    Electron capture (EC) on stable and radioactive elements governs the electron abundance in pre-supernova stars and hence the size of the collapsing core in Type II supernovae. It is also important in determining  the distribution of iron-like elements produced in Type IA supernovae. We plan to study EC strength on stable nuclei using the (t, 3He) reaction. Secondary triton beams and the use of the S800 spectrograph in a dispersion matched mode should provide resolutions 5-10 times better than that obtained with (n,p) reactions at TRIUMF, permitting a much more detailed understanding of the EC strength.  The experiments and the theoretical analysis both appear to be much simpler than for the (d, 2He) reaction studied at KVI. Preliminary results for12C and 58Ni obtained in collaboration with the Osaka group shoed great promise--see figure.  

    We have obtained an enhanced tritium yield (> 107/ sec) using the 16O + 9Be as a source reaction and have performed new  measurements on  2H, 12C, 24,26Mg, 63Cu, and 94Mo  to calibrate the reaction and to determine GT strength in the Fe region and in the Z , N > 40 region where shell closures strongly reduce GT strength in the naive Shell Model.   Use of more realistic wave functions (Langanke, et al. PRL 90, 241102 (2003), shows that these heavier nuclei dominate electron capture and  significantly affect supernova properties during the collapse phase. Unfortunately , there have been very few detailed studies to validate the approximations used in these model calculations.  The present  experiments are intended to remedy this situation and provide the tests of the calculations that are necessary to put the theoretical description on a firmer basis.

Eventually, we hope to build a high efficiency tritium ion source to make possible experiments with primary beams.  The resulting resolution is expected to be well under 100 keV, and will permit rigorous tests of model calculations in the mass range near and above Fe. 


Electron Capture on key radioactive nuclei using inverse kinematics reactions (with A. Cole. R. Zegers, B. Sherrill et al.).  Radioactive nuclei play an important role in the evolution of a supernova's pre-collapse core.  In order to develop techniques for studying these reactions in inverse kinematics, we have measured cross sections for the 7Li (56Ni, 56Co)7Be(gamma) reaction.  The gamma ray labels the GT transitions leading to the first excited  1/2+ state of the 7Be ejectile .  This reaction appears to have the most promise for studies in inverse kinematics. The data is under analysis. 
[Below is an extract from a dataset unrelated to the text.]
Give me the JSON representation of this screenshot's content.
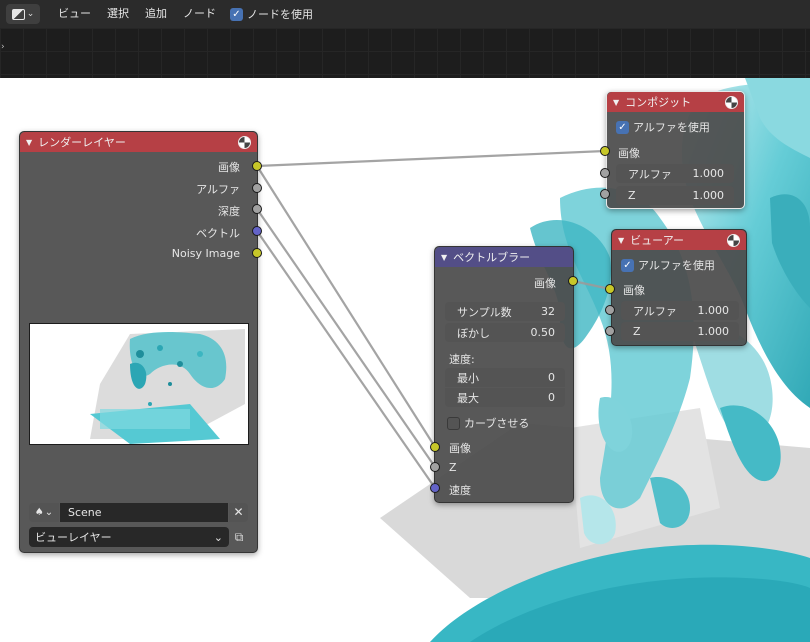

Nucleosynthesis by Cosmic Rays in the Early Galaxy: (with D. Mercer).

Galactic evolution  models indicate that a + a reactions play an important role in the synthesis of  6,7Li in the early galaxy; however, the cross sections leading to 6Li are poorly known, making it difficult to check the models. As more data on the 6Li abundance in very metal poor stars become available, this has become an important problem, because 6Li can be used to limit also the astration of 7Li in these stars. The energies needed for these measurements are uniquely available at the NSCL. We developed a new technique which made the measurements possible and have obtained sufficiently accurate date up to a bombarding energy of 150 MeV/nucleon. In the graph the total cross section for production of 6Li is shown as a function of the bombarding energy.  The small points show the standard cross sections (Read and Viola) previously used for cosmic ray studies, and the larger points are from the present measurements at the higher energies and from a re-analysis of earlier data at the lower energies.  The dashed curve is an exponential fit to the data.  These results allow a much better founded prediction of the production of 6,7Li by cosmic ray alpha + alpha collisions in the early galaxy.  The resulting 6Li production, calculated for a typical cosmic ray spectrum,  is about a factor of two smaller than for the Read-Viola cross sections normally used.  In many models the calculated production of 6Li is at most that observed, greatly limiting possible astration of 6Li.